It’s not a big change, just “think of it as a company lifting the bottom of its revenue forecasts,” he adds. Continue reading…
For the record, I’m pegging today’s rally as just another first-day affair, whereas new money comes into the market at the beginning of the month. I’d also say some of is a rebound after a couple of weak weeks.
But the bottom line is, nothing’s changed from yesterday to today.
Bulls once again are able to fend off a mortal gash by bears, erasing much of a sharp morning decline, but still limp away from this engagement.
Nasdaq, in particular, shows some damage as a few tech bellwethers — Google, eBay, Amazon — get hit with some earnest selling. Tech, health-care and financial stocks slide most; only telecom ekes out a small gain.
Euro-zone issues continue to be a drag, euro slides below $1.30, USD index rises 0.4%.
First negative month for the DJIA since August. DJIA down 46.47 to 11006.02, and Nasdaq Comp sheds 26.99 to 2498.23. S&P 500 ends 7.21 lower at 1180.55.
Stocks fall, but call it a moral victory for bulls who perform another one of those escapes that would make Houdini grin. Markets shake off ongoing concerns about euro-zone’s debt problems and erase much of their early substantial losses.
For the past several months, US markets have pulled moves similar to this with collaboration of a weaker dollar/stronger euro, but neither was present today. It almost looked like a reversal based on sheer will alone. Perhaps there was some of that, inspired by S&P 500 holding a critical level around 1174. Continue reading…
Investors aren’t convinced a $113 billion bailout of Ireland will stop contagion in Europe. The Dow Jones Industrial Average, which earlier plunged as much as 163 points, was recently only down 36 points. Part of the move is technical trading, but ultimately its tough to explain today’s move. Here’s a piece of a snippet John put on the wire around 3:00 pm ET:
No easy indentifiable catalyst for the turnaround, though that’s not unusual for these late afternoon sprints toward the finish. The euro has recovered a little lost ground, but isn’t setting the place on fire with its move.
Nevertheless, concerns that the Irish bailout might not be enough to contain the euro-zone debt crisis appears to be the main theme on investors’ minds. And that mindset isn’t going away anytime soon.
Dow Jones’ Donna Kardos Yesalavich, Michael Casey and Joe Bel Bruno report on this issue and more on today’s Markets Hub:
Remember all the rave reviews and talk about transparency during the summer when European bank stress-test results were released? As Gluskin Sheff’s David Rosenberg reminds us today, the Irish banks (yes, the ones at the center of the bailout), “passed” those tests.
The euro and US stocks enjoyed a nifty little rally back in late July, in part on hype about the stress-test “results,” even though there was wide skepticism and derision over the testing process.

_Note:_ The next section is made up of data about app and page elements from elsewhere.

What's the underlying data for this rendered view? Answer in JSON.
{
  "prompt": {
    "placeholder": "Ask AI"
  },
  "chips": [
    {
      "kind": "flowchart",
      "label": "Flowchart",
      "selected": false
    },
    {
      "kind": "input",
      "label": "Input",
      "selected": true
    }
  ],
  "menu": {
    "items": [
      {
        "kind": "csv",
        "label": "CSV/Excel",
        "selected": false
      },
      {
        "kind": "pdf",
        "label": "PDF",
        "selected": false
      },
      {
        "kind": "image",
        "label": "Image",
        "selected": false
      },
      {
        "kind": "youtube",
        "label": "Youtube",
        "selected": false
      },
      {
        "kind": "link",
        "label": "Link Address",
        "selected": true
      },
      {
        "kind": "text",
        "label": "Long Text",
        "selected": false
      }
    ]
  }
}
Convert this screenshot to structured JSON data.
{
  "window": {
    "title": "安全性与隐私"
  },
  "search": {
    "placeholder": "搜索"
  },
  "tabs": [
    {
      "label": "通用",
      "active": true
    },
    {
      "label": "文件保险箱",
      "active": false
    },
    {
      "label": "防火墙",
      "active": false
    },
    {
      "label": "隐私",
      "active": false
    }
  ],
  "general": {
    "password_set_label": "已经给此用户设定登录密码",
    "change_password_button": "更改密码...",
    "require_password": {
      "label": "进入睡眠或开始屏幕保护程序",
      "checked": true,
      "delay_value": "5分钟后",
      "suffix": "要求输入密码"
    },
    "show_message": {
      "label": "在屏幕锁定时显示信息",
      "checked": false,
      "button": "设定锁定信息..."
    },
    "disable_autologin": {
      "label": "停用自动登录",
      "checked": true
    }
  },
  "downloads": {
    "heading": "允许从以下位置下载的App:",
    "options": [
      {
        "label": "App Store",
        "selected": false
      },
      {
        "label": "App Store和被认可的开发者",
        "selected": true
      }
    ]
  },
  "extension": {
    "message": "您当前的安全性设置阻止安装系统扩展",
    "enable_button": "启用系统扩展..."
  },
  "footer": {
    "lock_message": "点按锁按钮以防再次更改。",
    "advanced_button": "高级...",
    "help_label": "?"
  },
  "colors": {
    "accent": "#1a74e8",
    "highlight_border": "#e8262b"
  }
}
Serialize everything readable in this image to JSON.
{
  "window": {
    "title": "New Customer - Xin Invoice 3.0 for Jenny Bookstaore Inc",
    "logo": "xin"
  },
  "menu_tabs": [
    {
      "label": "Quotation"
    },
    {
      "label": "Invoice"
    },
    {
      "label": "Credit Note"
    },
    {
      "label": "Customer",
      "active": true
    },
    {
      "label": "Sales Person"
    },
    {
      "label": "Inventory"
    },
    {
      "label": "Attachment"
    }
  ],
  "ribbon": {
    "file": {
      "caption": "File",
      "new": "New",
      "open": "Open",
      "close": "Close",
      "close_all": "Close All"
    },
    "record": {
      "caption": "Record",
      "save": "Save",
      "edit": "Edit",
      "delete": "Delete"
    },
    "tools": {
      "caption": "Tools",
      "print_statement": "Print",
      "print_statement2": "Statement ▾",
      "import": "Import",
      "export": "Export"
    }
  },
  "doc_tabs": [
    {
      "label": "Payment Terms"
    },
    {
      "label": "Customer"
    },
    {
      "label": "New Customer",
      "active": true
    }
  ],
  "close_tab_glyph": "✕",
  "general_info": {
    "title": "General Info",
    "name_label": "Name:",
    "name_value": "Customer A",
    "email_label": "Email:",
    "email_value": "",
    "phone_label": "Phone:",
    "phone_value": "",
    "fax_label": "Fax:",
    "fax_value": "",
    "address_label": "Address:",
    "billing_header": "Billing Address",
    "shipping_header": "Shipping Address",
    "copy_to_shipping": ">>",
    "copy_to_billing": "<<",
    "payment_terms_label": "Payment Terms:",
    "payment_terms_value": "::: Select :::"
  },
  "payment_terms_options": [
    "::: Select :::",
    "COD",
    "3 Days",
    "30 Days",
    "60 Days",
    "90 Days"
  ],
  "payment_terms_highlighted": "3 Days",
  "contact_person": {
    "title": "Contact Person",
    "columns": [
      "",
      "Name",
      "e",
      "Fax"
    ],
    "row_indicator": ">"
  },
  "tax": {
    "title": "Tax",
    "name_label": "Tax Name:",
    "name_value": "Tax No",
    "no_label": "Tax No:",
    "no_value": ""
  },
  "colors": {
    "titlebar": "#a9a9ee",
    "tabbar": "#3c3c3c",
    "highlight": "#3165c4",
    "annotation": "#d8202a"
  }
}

At least part of that charade is over. Back in July, Dow Jones reporter Vladimir Guevarra wrote that the Bank of Ireland and Allied Irish Banks “passed a European Union-wide stress test on the strength of their balance sheets,” according to the Irish Central Bank and financial regulator. Continue reading…
J.P. Morgan reported some strong earnings today. But what this bloggers eye were some of the sub-numbers in the earnings report. The bank booked $1.8 billion in investment banking fees. But don’t be fooled – that wasn’t from big M&A advising. But $429 million was in advisory fees. Instead, that $1.3 billion + remaining fees […]
The bridge that collapsed on Interstate 5 bridge over the Skagit River in Washington was listed as “functionally obsolete” and “fracture critical,” which means the whole sha-bang could come tumbling down if one major part fails. Click here to read the details from USAToday. This sort of thing shouldn’t be happening in a modern, developed nation. Barry LePatn […]